Sunday, 2nd June 1940

My dear Mother and Father,

Here at last are a few lines to put your worries at rest.  I know quite well you will be worrying.  Once again I am in hospital, this time with a small wound to my left ankle.  I spent 7 or 8 days in bed and I am now getting about on crutches, managing very well too.

I hope my last letter reached you alright, I wrote it whilst travelling in a car so naturally my writing wasn't so legible.

Next time you write to Bill, please explain to him why I have never written, he will be wondering what's wrong with me.  And if Dorothy sees A. Clough at work, ask her to tell him I am alright etc.

If at any time you feel unduly worried about the scarcity of letters from me write to;
Regimental Adjutant,
Regimental Headquarters,
Irish Guards,
Birdcage Walk, S.W.1
quote my number, rank and name (as above) and he will tell you all the news about me.

Did you go to London?  I hope you enjoyed yourself.  I am sorry I wasn't there to show you around, anyhow it's about time you knew London like P. Sunlight.

I am sorry I can't put a lot in this letter, but I expect to be home someday in the near future and don't forget, no worrying, I am in the best of health and well looked after.  I must wish you both good-bye for the present and I will write again at the first opportunity.  Give my love to Dorothy and regards to anybody else.

Your loving son,

Mother and Father receive 2 letters.

Mother and Father received a letter from Regimental Headquarters, dated 28th May 1940, informing them that their son was missing.
It suggests he may have been captured and could now be a prisoner of war.
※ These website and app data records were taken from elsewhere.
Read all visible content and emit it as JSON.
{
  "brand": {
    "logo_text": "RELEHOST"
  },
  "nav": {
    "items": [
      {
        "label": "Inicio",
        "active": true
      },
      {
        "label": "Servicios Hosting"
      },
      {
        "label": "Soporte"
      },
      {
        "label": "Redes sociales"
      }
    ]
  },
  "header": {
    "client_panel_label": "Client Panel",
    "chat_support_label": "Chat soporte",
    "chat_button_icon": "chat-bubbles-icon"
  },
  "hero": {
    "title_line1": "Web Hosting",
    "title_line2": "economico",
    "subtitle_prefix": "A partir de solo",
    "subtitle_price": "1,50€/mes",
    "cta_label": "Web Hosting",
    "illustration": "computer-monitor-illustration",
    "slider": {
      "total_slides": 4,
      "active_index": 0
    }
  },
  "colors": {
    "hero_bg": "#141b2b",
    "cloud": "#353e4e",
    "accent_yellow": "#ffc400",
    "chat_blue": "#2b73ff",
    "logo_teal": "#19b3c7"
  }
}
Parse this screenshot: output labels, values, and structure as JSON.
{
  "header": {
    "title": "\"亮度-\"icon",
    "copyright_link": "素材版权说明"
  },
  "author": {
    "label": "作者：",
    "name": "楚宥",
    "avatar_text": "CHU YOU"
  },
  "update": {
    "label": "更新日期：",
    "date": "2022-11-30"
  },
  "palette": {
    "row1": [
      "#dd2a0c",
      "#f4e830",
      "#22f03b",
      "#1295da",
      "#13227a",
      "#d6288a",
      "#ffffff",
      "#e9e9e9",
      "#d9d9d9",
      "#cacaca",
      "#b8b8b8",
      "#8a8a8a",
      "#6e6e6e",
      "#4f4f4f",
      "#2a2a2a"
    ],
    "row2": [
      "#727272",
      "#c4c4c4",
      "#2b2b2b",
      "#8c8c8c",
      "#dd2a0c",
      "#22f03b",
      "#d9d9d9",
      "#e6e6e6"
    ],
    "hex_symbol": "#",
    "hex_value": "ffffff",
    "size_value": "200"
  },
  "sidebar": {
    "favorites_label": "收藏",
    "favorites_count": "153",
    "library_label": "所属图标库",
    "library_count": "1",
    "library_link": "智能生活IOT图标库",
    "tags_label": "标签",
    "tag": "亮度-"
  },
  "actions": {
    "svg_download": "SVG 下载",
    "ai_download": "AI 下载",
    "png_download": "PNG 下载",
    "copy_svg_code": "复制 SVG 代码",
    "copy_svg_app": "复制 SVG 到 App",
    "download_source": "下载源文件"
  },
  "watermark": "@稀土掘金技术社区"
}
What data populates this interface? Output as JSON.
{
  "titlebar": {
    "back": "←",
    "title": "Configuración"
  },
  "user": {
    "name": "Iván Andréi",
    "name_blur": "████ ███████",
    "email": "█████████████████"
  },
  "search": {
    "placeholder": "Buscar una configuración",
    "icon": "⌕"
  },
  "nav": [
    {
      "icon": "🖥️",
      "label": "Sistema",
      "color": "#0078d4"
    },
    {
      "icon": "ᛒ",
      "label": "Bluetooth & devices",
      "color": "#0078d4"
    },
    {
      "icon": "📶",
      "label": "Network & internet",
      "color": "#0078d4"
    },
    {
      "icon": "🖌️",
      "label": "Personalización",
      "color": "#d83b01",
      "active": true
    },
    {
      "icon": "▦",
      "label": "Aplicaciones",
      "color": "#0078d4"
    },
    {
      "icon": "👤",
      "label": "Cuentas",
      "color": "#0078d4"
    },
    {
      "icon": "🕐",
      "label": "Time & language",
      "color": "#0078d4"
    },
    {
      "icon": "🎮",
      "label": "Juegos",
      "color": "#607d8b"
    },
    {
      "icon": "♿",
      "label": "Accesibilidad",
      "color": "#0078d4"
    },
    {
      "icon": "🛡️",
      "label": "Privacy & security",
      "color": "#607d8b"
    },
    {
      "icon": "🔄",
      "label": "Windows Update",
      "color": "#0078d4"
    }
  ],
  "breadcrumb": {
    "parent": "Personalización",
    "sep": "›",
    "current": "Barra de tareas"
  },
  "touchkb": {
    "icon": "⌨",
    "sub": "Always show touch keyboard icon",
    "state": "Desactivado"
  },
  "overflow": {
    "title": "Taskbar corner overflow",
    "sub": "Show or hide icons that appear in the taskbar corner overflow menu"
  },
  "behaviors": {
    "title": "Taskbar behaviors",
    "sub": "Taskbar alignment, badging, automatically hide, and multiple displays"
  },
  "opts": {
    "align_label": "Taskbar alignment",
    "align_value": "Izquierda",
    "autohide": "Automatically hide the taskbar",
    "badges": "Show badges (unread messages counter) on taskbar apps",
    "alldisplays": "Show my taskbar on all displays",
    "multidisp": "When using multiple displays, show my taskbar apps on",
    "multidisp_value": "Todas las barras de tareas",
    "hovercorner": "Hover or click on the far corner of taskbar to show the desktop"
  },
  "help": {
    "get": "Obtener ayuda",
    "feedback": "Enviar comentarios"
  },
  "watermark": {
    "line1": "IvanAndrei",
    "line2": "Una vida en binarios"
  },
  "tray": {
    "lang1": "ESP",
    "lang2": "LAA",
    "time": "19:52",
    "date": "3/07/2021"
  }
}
They assure my parents they will make every effort to locate my whereabouts.

They also received the following letter, dated 2nd June 1940.

Dear Mr Evans,
You will have heard by now that your son is reported missing by the war office. I am sorry to say that I have not heard any further news of him. The Battalion was attacked by Germans at close quarters with hand grenades and your son was wounded in the ankle. The wound was not severe and he was able to make his way down to Boulogne where he was seen on the quay the next day. I was extremely surprised to learn that he was missing as I did not think he would have had any difficulty in getting aboard a destroyer. There was a heavy bombardment of the port by the Germans later in the day and you will understand that it was not possible for me to see exactly what happened to him.
As his Station Commander,I should like to say that since he had been in the anti tank corp he had done extremely well. He was keen and efficient and as Platoon Sergeant he was a very great help to me in every way. I think there must be a good chance of him still being alive as a prisoner of war and I hope you will not give up hope of his eventual return. If there is any further information which I can give you please let me know.
Yours sincerely,
A.A. Eardley Wilmot
2/Lt 2nd Battalion, Irish Guards.

On this day;
On the Western Front... During the day the Dunkirk perimeter, now manned entirely by French forces, is largely driven in but the Germans still cannot penetrate to the town. The beach area is only two miles long after this advance, however. Both before dawn and after dark the evacuation continues, with 26,256 men being taken off, including the last British unit to leave. Just before midnight the evacuation dies to a trickle. There are still plenty of ships but the French troops have not been given proper orders about where to go and which piers are in use. Many more have gone to earth in and around town and will take no further part in military operations.

No comments:

Post a Comment